Construction financing in place for Marine Corps academy at Federal City
2 November 2012
The New Orleans Military and Maritime Academy reached a critical milestone, securing construction financing for a high school building in Federal City.
Semper High: Construction financing in place for Marine Corps academy at Federal City
2 November 2012
Four years after a state charter high school idea was conceived to augment the Federal City project in Algiers, leaders of the New Orleans Military and Maritime Academy, where students are cadets and involvement in Marine Corps Junior ROTC is mandatory, have closed on a financing package to build a campus. Construction on the $14 million campus, which will include two renovated century-old Navy buildings, is expected to begin in January, the school’s commandant, Col. Bill Davis, said Friday.
“This, of course, is a critical milestone,” Davis said. “I want to say good things come to those who wait.”
NOMMA opened in the 2010-11 academic year with a freshman class in borrowed space at a former Orleans Parish public school campus in Algiers.
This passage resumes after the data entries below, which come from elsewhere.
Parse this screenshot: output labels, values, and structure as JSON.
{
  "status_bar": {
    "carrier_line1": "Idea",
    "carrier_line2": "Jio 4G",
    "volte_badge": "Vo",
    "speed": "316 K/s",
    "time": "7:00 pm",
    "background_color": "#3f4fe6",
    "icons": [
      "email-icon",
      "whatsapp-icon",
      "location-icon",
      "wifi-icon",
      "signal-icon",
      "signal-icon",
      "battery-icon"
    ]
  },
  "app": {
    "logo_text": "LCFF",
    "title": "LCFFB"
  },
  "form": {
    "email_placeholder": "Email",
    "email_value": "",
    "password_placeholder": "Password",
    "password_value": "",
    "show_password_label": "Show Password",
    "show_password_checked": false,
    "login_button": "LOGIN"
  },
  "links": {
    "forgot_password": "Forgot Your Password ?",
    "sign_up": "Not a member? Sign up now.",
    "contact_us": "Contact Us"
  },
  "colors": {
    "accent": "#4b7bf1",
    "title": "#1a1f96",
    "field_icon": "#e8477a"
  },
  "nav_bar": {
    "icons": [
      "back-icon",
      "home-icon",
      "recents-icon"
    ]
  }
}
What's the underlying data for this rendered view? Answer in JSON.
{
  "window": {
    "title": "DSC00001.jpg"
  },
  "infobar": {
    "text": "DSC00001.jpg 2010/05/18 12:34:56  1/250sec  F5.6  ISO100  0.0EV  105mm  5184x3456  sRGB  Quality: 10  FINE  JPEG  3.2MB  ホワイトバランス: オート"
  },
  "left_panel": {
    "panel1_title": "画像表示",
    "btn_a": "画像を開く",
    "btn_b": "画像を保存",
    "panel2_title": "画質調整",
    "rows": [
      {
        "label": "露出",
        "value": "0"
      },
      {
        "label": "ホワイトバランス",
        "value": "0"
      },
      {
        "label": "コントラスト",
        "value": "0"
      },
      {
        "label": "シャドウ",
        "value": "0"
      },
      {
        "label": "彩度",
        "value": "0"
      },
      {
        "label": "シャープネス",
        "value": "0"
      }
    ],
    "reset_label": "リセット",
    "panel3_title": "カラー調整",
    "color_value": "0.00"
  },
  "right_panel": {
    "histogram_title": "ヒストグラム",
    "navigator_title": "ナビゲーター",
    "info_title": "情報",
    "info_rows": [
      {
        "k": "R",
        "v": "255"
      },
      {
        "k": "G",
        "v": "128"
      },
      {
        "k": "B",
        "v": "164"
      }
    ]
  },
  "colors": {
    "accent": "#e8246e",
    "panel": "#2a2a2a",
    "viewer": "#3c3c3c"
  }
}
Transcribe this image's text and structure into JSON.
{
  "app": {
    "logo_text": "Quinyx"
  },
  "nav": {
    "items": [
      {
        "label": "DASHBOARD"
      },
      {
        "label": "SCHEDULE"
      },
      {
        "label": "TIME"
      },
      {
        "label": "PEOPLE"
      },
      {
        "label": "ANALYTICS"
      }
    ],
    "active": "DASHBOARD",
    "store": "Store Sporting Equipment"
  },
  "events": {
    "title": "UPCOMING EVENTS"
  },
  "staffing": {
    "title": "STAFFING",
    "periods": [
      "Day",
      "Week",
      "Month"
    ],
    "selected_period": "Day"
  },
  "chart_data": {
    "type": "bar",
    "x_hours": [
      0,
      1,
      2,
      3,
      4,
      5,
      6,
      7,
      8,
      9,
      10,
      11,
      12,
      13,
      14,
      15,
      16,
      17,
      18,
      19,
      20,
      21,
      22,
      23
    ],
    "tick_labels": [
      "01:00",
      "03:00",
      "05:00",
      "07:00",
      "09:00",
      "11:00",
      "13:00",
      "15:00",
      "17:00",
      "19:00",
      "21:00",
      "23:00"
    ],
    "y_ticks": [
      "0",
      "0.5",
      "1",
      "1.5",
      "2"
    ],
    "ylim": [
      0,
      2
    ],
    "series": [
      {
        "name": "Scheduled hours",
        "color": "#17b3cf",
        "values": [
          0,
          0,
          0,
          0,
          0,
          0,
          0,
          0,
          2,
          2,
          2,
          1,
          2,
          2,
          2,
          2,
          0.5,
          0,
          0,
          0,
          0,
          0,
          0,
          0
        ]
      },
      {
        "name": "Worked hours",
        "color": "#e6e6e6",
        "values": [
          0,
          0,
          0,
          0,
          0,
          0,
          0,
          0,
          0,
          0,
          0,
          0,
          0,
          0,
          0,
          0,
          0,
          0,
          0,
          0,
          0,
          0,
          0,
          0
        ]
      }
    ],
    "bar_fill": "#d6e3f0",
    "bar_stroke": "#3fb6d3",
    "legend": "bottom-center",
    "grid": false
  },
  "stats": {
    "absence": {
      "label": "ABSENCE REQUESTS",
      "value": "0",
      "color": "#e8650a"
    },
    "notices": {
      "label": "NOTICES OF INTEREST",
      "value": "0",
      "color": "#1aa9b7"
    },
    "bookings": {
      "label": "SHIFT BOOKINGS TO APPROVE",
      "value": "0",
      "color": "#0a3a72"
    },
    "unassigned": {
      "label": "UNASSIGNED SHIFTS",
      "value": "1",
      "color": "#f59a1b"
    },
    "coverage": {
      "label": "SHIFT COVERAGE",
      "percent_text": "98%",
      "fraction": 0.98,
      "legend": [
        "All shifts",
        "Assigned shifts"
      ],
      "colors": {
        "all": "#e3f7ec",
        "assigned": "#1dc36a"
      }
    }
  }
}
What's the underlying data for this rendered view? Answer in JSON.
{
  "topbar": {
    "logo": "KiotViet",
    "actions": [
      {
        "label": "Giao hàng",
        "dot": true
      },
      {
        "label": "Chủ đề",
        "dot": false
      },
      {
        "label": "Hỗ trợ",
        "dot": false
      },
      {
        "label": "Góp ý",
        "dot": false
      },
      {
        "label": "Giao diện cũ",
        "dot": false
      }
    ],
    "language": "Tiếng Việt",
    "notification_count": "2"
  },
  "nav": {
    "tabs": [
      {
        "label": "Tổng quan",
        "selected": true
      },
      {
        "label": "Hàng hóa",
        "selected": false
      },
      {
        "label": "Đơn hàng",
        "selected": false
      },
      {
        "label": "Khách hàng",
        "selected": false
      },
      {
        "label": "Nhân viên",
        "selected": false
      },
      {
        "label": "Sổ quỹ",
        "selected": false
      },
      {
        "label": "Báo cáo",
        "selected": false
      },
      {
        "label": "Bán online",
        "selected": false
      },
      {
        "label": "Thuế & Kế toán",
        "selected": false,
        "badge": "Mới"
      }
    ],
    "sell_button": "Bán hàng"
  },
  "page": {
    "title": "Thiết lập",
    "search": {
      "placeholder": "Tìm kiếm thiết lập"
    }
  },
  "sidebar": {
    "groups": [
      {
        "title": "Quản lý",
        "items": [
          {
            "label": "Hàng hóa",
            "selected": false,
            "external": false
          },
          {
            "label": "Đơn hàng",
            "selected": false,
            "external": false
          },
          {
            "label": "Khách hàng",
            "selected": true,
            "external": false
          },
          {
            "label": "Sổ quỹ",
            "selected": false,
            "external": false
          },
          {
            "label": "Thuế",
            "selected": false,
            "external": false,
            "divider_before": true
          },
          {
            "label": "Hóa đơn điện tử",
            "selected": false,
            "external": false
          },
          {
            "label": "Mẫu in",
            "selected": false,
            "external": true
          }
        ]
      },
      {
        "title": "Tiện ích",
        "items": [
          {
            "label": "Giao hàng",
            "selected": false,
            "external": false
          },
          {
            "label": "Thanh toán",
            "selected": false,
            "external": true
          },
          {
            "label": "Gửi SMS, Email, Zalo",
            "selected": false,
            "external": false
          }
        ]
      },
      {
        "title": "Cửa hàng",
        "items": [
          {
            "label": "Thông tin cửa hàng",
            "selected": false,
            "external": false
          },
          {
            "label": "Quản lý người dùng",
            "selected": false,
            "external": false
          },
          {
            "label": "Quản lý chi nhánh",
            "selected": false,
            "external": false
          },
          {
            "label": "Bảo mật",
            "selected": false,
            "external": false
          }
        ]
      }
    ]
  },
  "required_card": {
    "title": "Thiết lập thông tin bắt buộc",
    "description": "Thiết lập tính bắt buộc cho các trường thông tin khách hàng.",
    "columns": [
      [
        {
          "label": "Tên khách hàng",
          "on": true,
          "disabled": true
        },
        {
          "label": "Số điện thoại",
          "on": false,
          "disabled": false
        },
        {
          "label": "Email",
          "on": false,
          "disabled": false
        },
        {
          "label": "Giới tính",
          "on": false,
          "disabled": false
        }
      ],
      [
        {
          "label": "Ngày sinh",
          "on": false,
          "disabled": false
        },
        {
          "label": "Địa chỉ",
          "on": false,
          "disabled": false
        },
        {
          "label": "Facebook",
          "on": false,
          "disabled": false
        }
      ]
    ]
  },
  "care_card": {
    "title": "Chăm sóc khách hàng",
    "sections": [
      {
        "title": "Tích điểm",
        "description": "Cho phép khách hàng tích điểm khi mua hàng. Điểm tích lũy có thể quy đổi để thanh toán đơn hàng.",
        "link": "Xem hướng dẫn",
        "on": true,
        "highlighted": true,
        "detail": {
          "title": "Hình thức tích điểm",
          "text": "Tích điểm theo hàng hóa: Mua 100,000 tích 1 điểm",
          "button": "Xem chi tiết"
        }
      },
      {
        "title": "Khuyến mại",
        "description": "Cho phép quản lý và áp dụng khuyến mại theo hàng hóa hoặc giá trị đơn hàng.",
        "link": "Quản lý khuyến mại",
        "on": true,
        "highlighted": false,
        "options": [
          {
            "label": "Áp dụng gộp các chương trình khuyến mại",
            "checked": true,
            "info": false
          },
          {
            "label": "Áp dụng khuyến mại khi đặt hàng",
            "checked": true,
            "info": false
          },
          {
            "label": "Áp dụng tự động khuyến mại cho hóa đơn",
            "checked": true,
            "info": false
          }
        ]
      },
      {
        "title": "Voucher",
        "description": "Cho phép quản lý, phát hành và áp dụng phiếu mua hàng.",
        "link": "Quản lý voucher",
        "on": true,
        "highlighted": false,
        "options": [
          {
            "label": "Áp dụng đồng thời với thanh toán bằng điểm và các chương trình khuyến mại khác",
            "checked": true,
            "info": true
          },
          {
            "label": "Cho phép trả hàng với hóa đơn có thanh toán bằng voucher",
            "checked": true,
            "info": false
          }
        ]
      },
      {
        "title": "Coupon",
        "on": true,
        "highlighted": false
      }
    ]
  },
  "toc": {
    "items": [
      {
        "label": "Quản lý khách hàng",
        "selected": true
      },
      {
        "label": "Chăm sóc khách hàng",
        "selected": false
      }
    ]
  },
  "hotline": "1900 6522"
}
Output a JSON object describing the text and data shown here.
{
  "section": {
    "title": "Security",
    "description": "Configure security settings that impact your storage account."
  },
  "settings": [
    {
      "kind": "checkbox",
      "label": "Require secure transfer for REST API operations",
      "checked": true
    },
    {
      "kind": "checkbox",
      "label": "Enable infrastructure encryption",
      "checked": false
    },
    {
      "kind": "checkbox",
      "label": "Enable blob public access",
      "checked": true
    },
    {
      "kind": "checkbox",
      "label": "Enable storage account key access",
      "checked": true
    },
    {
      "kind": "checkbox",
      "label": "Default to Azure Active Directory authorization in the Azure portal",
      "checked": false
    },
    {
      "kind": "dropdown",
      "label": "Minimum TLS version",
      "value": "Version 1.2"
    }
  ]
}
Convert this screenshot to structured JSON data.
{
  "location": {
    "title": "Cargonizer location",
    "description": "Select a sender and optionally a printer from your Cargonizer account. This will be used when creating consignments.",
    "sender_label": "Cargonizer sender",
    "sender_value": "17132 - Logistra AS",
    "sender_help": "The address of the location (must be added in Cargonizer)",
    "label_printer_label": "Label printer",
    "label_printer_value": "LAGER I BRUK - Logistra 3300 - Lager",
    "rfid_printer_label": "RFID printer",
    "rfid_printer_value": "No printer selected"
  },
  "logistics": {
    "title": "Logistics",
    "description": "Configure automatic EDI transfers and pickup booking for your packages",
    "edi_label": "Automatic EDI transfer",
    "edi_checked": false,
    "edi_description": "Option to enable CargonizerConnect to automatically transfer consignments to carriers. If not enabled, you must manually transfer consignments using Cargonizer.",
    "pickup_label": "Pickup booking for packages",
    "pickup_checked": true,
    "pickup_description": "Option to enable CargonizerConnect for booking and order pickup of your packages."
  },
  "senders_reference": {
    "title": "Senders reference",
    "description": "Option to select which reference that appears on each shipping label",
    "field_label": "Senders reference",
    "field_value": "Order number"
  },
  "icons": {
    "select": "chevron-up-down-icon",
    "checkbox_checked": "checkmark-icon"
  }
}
The academy began its second academic year in August, with about 230 freshmen and sophomore cadets, albeit in borrowed space inside the Marine Corps Support Facility, the 29-acre compound that is home to Marine Forces Reserve and Marine Forces North.
If the development goes as planned, construction of the new campus, just outside the Marine Corps installation, should be complete in January 2014.
“The construction gives us all the educational spaces we need for our full-size school of 600 to 700 cadets,” Davis said.
During the next two academic years, the academy will add freshman classes as current cadets move up in grade, rounding out a four-year high school.
The academy will piggy back on Federal City for amenities such as the project’s auditorium for assemblies and the YMCA and track for physical activities, Davis said, explaining how a high school campus could be built for $14 million.
In addition to classrooms, the campus will include a library, space for music and band programs, a cafeteria, labs, locker rooms and administrative offices, Davis said. The staff includes civilian faculty providing a college preparatory curriculum and a cadre of retired Marines who oversee the Junior ROTC program. The Marine Corps has also invested in the school, providing items such as camouflage uniforms to cadets.
All told, $17 million was secured for the campus through a complex financing package that involves new market tax credits and includes $7.5 million on Community Development Block Grants the academy obtained with the Algiers Development Corporation, an arm of the Algiers Development District. That money was used to purchase $11 million in bonds, Davis said.
With help from the New Orleans Federal Alliance, the nonprofit overseeing Federal City, the academy got $3.6 million through Louisiana Economic Development’s “mega fund,” the source for the state’s $150 million contribution to the Federal City project, Davis said.
As part of closing on the financing this week, the academy also entered into a $1.25 million, 71-year lease with HRI, the Federal City master developer, Davis said. He said the $1.25 million is just below the appraised value.
Woodward Design+Build, the New Orleans contractor that built the Marine Corps Support Facility, also was selected to build the academy, Davis said.
The initial campus development plan called for two phases, the first of which was to renovate to buildings the Navy built in the early 1900s. The second phase called for building out new facilities in space between the Navy buildings.
But by waiting, the academy’s board was able to secure a financing package to build the campus at once, Davis said.
“Now we’re going to build the literal campus, to build this academy for future generations,” he said. “So this is a huge first step.”
The academy is viewed as a key piece of the Federal City project and a central element in the state’s pitch to lure a proposed Marine Corps information technology command to New Orleans.